“Do not use if seal is broken.”
You're looking at a bottle of pain medicine in a drug store. It has plastic wrapped around the cap. You read this in the instructions on the side of the bottle.
Do not use if seal is broken.
The word "use" usually needs to have something after it:
Do not use this medicine if the seal is broken.
But in written notices, people often leave out certain words that aren't necessary. Here are some examples of similar notices:
Beware of dog
Do not close
Falling rocks ahead
Notices like these leave out objects ("this medicine"), "be" verbs ("are", "is", etc.) and articles ("the", "a").
A "seal" is something that keeps something closed. There's actually a wide range of things that can be called "seals":
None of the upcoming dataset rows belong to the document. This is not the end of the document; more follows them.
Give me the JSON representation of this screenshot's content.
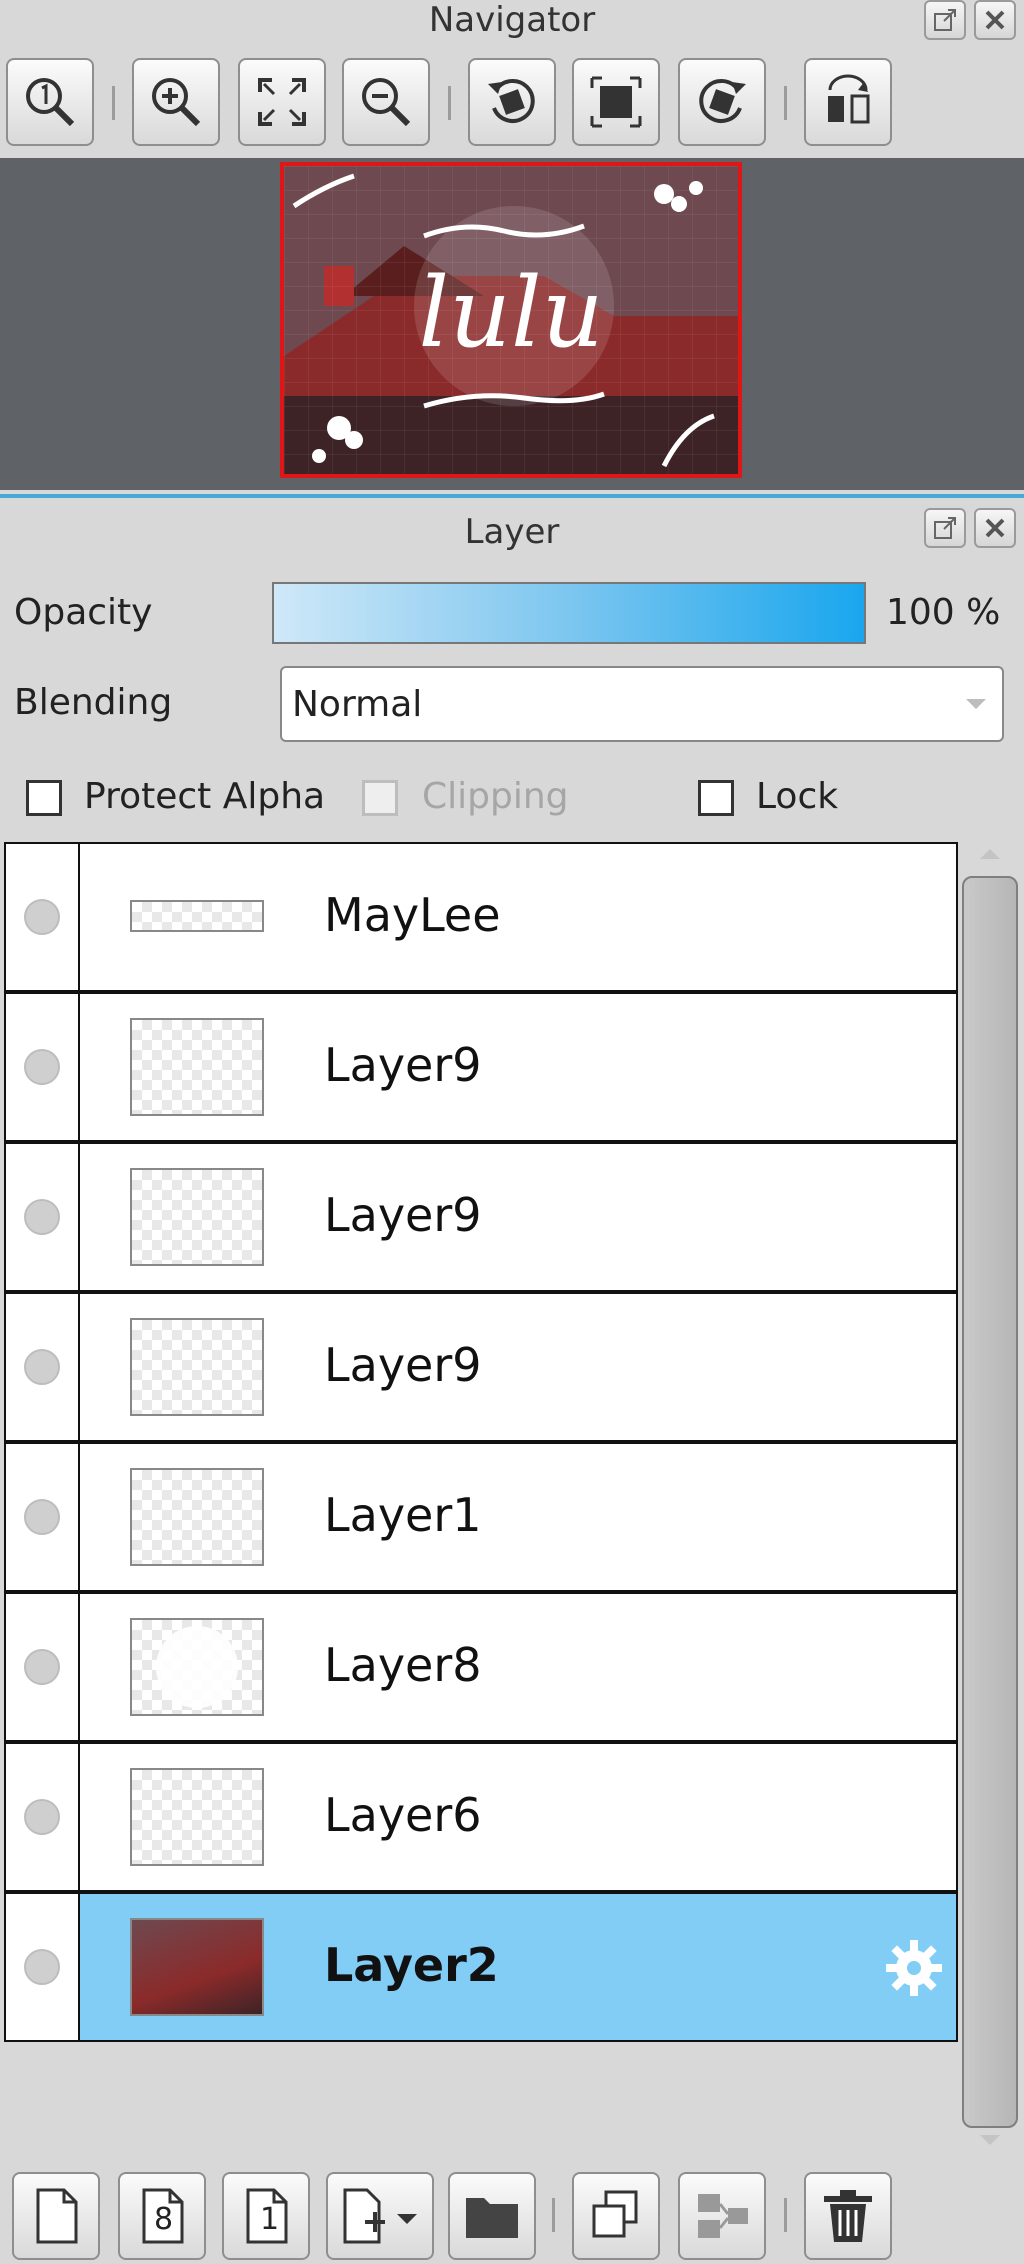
{
  "navigator": {
    "title": "Navigator",
    "toolbar_icons": [
      "zoom-actual-icon",
      "zoom-in-icon",
      "fit-screen-icon",
      "zoom-out-icon",
      "rotate-left-icon",
      "fit-width-icon",
      "rotate-right-icon",
      "flip-icon"
    ]
  },
  "layer_panel": {
    "title": "Layer",
    "opacity_label": "Opacity",
    "opacity_value": "100 %",
    "opacity_percent": 100,
    "blending_label": "Blending",
    "blending_value": "Normal",
    "protect_alpha_label": "Protect Alpha",
    "clipping_label": "Clipping",
    "lock_label": "Lock",
    "layers": [
      {
        "name": "MayLee"
      },
      {
        "name": "Layer9"
      },
      {
        "name": "Layer9"
      },
      {
        "name": "Layer9"
      },
      {
        "name": "Layer1"
      },
      {
        "name": "Layer8"
      },
      {
        "name": "Layer6"
      },
      {
        "name": "Layer2",
        "selected": true
      }
    ],
    "bottom_toolbar_icons": [
      "new-layer-icon",
      "new-8bit-layer-icon",
      "new-1bit-layer-icon",
      "add-layer-menu-icon",
      "new-folder-icon",
      "duplicate-layer-icon",
      "merge-down-icon",
      "delete-layer-icon"
    ],
    "bottom_labels": {
      "eight": "8",
      "one": "1"
    }
  },
  "colors": {
    "selected_row": "#82cdf6",
    "accent": "#4aa8d8",
    "nav_frame": "#e01515"
  }
}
- When you install something like a window into a new home, you have to use a substance to seal the area around the window.
- If you go diving in the ocean, there's a seal around the area of your mask where it touches your skin and doesn't allow any water to get in.
- In the Middle Ages, kings used to use wax to seal their letters.
- There are seals on lots of products. The seals show when someone has opened the product.
"Breaking a seal" means opening up something that was closed and sealed. So, for example, if you open a sealed letter, you've "broken the seal".
There's also a funny meaning to "breaking the seal". You can read about it onUrban Dictionary.